But, when you point them to such teachings in both Old and New Testaments, a modern Christian leader cannot explain why they are there in the first place. To explain them, he (and, more often these days, she) would need a Biblical theology of sex to explain things like sex-differentiating elements in grooming and fashion, things which both the Law of Moses and the Law of Christ have very clear things to say.
Clement trained his pastoral guns on fashions of dress and grooming that are pretty much the same as what we find today. He warned his flock to avoid the way the world corrupted women and emasculated men. First Century North Africa and Twenty-First Century North America had far more in common than anyone understands. Clement was a faithful servant of his Lord to preach all the Christ had commanded. Modern shepherds rarely do that any more, at least where the the commandments of Christ deal with things like dress, fashion, and — yes–hair length and its grooming, on both men and women.

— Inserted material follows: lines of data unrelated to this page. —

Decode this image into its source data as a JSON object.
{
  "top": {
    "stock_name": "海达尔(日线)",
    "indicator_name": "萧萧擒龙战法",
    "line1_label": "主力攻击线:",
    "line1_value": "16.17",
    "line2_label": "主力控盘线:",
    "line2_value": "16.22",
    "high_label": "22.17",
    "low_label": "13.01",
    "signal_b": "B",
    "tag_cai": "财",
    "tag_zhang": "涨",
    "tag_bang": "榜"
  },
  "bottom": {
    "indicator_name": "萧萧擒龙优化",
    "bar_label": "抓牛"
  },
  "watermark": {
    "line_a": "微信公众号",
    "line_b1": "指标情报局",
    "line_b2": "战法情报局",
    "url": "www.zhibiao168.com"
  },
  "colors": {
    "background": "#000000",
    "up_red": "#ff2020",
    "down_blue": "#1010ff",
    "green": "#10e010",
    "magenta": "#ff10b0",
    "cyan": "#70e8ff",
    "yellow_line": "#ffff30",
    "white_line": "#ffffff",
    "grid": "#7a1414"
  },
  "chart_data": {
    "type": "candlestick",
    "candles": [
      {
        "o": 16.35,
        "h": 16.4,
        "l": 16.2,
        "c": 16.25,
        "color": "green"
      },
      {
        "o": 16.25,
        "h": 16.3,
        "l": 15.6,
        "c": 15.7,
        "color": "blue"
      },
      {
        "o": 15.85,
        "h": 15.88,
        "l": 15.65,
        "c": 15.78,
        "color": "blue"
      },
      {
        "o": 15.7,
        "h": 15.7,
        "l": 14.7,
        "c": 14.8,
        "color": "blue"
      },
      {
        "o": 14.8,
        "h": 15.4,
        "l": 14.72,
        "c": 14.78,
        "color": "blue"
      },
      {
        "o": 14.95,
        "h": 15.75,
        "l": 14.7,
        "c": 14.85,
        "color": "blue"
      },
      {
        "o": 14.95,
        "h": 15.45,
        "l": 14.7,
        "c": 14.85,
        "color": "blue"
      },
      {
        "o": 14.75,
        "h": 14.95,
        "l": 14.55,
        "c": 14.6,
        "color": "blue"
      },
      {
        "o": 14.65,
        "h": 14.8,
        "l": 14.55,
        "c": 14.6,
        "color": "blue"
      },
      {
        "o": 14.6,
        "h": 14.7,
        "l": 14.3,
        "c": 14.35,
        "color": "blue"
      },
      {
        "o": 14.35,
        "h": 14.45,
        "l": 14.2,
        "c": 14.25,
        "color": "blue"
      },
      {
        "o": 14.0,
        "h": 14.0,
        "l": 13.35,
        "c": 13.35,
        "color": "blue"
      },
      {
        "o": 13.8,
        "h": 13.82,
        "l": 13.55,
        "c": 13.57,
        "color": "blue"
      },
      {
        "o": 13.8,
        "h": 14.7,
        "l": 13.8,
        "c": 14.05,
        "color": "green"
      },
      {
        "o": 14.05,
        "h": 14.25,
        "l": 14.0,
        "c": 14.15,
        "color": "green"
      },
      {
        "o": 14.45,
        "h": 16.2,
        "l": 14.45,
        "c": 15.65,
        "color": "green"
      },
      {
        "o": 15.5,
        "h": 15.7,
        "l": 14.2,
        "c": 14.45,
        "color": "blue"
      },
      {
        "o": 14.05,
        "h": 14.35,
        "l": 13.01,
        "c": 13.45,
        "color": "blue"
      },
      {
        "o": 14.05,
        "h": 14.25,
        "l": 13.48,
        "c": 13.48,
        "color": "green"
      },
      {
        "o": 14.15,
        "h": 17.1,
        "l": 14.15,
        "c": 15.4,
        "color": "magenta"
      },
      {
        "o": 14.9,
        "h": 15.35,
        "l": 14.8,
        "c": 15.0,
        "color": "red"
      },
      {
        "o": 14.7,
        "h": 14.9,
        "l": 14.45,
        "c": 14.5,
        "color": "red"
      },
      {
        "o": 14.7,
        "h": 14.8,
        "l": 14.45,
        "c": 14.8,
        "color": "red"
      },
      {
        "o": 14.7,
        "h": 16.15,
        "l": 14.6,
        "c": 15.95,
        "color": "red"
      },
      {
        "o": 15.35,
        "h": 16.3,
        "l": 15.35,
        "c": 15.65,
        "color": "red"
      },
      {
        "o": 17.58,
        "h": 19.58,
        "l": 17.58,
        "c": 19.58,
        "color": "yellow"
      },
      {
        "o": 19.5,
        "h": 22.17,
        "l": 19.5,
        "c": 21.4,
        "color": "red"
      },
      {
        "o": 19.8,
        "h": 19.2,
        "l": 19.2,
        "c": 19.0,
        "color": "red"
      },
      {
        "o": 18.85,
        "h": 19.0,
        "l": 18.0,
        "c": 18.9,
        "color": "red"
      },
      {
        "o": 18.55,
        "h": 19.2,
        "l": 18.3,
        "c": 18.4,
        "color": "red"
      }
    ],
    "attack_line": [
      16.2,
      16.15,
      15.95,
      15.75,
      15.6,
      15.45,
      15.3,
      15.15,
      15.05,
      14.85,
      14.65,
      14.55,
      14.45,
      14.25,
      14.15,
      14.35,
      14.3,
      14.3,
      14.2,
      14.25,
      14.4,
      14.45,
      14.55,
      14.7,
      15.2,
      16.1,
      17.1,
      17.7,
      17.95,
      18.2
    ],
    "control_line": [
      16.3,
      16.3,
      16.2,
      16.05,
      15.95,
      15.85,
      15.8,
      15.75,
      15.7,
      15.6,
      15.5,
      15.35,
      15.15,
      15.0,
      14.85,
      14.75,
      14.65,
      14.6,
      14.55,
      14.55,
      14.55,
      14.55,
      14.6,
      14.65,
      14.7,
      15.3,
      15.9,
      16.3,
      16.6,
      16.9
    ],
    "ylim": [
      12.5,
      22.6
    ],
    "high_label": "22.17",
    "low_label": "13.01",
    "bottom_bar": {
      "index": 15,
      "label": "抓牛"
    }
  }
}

By way of disclosure, I admit to wearing some form of facial hair since college days (high schools in my day did not permit any facial hair on men). I have worn a beard for almost 40 years now. My children (the oldest is now 25) have never seen me without a beard, except for a photo taken during Marine Corps boot camp, and they did not recognize me at all when they first saw it.
If you’d like to see an entire website devoted to the subject of beards — their glory, their cultivation and maintenance, their lore, check out beards.org. As I pen this blog, it features the fellow at the right, seen in both his bearded and unbearded versions. Beards.org archives all the steps in between this version of Patrick and the bearded version below. In fact, you can see all the versions in between at beards.org, and find all you ever wanted to know about beards, and a lot of what you never dreamed there was to know.
During my 40 years with a beard, I’ve seen beards go in and out of fashion. And, I’ve seen kaleidascopic variation in beard styles, lengths, and grooming. But, in no Christian community I have ever inhabited have I seen even the slightest acknowledgement that the Holy Spirit had any opinion at all about this topic, or that He had shown His opinion in Holy Writ.
That is what is the most startling about Clement’s pastoral exhortations. Most moderns will be shocked at the details of his teaching (he dares to criticize what we nowadays call “waxing” to remove all hair from the face, chest, and other parts of the body).
Beyond the details, however, is the larger framework from which the details take their meaning. It’s this Biblical framework one can sense in Clement’s exhortations. And, once you begin to perceive that framework and to think about the world in terms of it, the world around you begins to look pretty much as Clement was describing it in his day.